- **Work request**:
The answer must be one number: how many lines in the records below contain the string "JSON".

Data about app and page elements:

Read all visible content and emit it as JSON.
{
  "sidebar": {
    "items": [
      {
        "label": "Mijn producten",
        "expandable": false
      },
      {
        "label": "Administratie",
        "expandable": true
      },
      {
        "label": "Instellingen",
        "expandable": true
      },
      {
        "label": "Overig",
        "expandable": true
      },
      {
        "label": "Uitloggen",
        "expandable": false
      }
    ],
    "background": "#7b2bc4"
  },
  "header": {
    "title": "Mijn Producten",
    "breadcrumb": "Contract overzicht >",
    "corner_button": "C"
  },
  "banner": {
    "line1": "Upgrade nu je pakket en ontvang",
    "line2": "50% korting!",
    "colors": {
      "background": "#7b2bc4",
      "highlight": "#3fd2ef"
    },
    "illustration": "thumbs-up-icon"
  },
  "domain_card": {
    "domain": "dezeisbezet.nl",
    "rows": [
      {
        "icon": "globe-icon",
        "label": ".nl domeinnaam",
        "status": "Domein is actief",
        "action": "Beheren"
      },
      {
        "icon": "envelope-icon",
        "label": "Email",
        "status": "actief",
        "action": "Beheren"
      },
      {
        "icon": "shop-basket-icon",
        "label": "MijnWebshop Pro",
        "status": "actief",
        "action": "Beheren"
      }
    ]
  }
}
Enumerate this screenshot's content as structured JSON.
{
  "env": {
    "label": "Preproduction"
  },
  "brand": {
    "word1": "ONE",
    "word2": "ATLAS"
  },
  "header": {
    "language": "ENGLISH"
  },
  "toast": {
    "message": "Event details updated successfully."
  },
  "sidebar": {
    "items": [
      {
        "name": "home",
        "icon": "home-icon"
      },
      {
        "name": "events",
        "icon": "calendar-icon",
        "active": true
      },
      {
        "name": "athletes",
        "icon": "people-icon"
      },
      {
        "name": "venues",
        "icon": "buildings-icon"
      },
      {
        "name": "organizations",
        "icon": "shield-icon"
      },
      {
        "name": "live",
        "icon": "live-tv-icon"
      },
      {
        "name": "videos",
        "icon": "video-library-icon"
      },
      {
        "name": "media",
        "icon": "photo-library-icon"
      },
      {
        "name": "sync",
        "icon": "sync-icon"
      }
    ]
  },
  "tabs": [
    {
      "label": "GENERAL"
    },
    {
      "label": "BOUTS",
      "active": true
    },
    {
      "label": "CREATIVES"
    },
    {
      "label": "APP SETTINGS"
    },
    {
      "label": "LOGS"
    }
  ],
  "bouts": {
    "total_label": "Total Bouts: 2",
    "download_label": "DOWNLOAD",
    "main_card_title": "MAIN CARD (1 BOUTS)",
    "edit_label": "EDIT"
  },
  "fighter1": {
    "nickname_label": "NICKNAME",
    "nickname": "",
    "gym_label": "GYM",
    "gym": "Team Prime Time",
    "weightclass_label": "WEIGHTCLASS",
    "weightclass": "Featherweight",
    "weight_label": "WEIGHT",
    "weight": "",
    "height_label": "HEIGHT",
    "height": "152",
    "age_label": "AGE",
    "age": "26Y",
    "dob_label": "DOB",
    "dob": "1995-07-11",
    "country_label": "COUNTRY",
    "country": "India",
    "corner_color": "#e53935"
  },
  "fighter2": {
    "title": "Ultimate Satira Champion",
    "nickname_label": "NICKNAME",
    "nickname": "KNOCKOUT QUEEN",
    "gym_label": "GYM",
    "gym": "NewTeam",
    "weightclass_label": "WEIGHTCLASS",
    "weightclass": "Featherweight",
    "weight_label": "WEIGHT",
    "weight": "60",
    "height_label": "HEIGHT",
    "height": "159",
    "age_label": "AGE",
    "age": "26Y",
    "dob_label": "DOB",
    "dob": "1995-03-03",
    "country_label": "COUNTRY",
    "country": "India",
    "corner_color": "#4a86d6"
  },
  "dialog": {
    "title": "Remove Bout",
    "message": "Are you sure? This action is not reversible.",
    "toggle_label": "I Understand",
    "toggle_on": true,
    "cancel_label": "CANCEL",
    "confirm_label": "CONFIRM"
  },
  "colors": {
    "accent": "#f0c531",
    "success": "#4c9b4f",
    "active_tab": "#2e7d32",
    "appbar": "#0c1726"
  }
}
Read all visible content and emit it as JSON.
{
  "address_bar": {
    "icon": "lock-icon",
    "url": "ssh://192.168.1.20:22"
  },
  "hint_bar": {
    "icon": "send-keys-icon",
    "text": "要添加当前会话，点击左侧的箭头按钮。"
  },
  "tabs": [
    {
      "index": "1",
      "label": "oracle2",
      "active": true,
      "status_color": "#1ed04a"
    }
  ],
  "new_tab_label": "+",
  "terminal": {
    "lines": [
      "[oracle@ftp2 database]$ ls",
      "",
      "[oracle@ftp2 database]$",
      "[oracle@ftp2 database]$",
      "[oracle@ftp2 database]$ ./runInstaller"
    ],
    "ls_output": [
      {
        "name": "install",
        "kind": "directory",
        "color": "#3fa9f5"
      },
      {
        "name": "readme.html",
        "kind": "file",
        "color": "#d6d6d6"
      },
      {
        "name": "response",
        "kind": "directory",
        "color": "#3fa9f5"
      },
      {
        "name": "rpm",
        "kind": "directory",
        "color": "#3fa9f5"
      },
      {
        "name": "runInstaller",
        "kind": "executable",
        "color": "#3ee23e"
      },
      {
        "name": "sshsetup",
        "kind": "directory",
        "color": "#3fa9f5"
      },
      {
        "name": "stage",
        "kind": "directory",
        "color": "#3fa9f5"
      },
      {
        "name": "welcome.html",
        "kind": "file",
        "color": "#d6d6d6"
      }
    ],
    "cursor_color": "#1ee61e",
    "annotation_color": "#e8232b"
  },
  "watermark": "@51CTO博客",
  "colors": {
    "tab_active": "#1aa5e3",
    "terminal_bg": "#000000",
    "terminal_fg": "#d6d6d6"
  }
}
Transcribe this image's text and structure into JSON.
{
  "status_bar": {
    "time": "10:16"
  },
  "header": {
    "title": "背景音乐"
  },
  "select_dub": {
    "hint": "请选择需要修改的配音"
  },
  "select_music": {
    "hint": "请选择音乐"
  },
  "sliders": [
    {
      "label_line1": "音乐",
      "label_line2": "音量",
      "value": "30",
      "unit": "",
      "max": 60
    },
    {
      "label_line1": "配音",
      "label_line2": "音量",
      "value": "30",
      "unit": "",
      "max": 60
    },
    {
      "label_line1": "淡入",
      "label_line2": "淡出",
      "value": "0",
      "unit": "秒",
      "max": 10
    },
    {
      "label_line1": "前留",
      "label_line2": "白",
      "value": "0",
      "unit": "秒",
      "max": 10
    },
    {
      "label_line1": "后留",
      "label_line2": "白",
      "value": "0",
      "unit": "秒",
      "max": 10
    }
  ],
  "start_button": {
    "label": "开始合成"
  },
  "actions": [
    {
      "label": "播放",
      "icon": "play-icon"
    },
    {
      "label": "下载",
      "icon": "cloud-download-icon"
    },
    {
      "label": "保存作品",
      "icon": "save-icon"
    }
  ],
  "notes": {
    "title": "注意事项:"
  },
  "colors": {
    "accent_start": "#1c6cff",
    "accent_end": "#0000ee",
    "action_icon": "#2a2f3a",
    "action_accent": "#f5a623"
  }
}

- **Exercise output**:
4